Best-selling Irish author Sally Rooney issued a statement Tuesday explaining her decision to turn down a bid by an Israeli publisher to translate her new novel into Hebrew, citing human rights concerns and stressing that she would still be willing to sell the translation rights.
Rooney was roundly criticized in Israel and elsewhere following news of her decision not to allow Israeli publisher, Modan, to translate her third novel, Beautiful World, Where Are You, into Hebrew. The author explained in the statement that she had made the decision based on her support for a Palestinian-led economic and cultural boycott of Israeli companies and institutions, also known as the Boycott, Divestment, and Sanctions (BDS) movement. She described BDS as an “anti-racist and nonviolent grassroots campaign” in response to “the apartheid system and other grave human rights violations.” Critics of the BDS movement describe it as anti-Semitic.
“The Hebrew-language translation rights to my new novel are still available,” Rooney said in the statement, first reported by the Guardian. “If I can find a way to sell these rights that is compliant with the BDS movement’s institutional boycott guidelines, I will be very pleased and proud to do so.”
Although Modan translated Rooney’s first two novels into Hebrew, Rooney said she had since decided to support the cultural boycott of Israel following the publication of a report by the campaign group Human Rights Watch.
This is not the first time Rooney has publicized her support for the movement.
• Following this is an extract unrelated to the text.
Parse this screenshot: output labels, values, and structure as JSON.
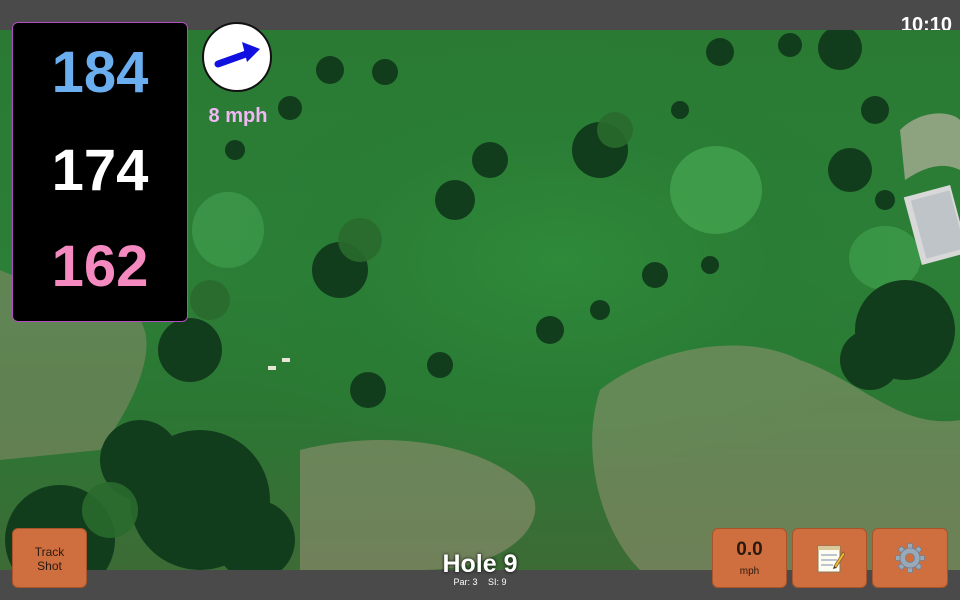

Amid Israeli evictions of Palestinians in occupied East Jerusalem in May, she signed an open letter calling on global powers “that are enabling this crime against humanity to apply sanctions, to mobilize levers of international accountability, and to cut trade, economic and cultural relations.”
Rooney is also not the only author to decline to collaborate with an Israeli publisher. In 2012, Pulitzer Prize-winning author Alice Walker decided against publishing The Color Purple in Hebrew, because she believed Israel to be “guilty of apartheid and persecution of the Palestinian people.”
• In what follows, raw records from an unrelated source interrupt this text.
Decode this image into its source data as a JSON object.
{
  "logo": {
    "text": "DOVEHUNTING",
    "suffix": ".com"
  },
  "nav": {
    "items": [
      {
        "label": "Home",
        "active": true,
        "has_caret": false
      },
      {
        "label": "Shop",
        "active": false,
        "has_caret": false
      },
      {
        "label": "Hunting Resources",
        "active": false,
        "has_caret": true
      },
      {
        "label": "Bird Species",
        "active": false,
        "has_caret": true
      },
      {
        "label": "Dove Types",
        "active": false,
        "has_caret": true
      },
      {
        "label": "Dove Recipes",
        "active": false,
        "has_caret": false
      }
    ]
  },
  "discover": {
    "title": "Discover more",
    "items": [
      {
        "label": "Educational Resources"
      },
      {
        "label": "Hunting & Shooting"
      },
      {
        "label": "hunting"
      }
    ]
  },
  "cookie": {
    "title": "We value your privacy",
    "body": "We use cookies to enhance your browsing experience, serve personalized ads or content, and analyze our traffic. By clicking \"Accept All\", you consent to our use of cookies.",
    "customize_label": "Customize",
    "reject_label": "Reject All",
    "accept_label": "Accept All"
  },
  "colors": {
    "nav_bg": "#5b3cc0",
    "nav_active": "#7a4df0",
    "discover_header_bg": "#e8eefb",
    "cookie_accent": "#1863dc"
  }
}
Rooney’s decision sparked a debate on cultural and economic boycotts. Political scientist Gitit Levy-Paz described cultural boycotts as a “slippery slope” in an op-ed for Jewish news outlet Forward. “The very essence of literature,” Levy-Paz wrote, “is negated by Rooney’s choice to exclude a group of readers because of their national identity.” Gerard Howlin, a columnist for the U.K.’s Sunday Times, compared Rooney’s actions to “book burning in another way.”
Israel’s Diaspora Minister Nachman Shai called the BDS movement “anti-Semitism in a new guise” in a tweet, in Hebrew, criticizing Rooney’s decision. The Trump administration used similar language in November 2020 when Mike Pompeo described BDS as “a cancer.”
Rooney also received support from proponents of boycotts. The Palestinian Campaign for the Academic and Cultural Boycott of Israel (PACBI), a founding member of the BDS National Committee, said in a tweet it “warmly welcome acclaimed Irish author Sally Rooney’s decision to refuse a deal with Modan Publishing House.”
Beautiful World, which follows a group of Irish millennials navigating their youth, debuted at the top of the New York Times bestseller list when it was published in September. Rooney’s second novel, Normal People, which was made into a successful television mini-series, was translated into 46 languages.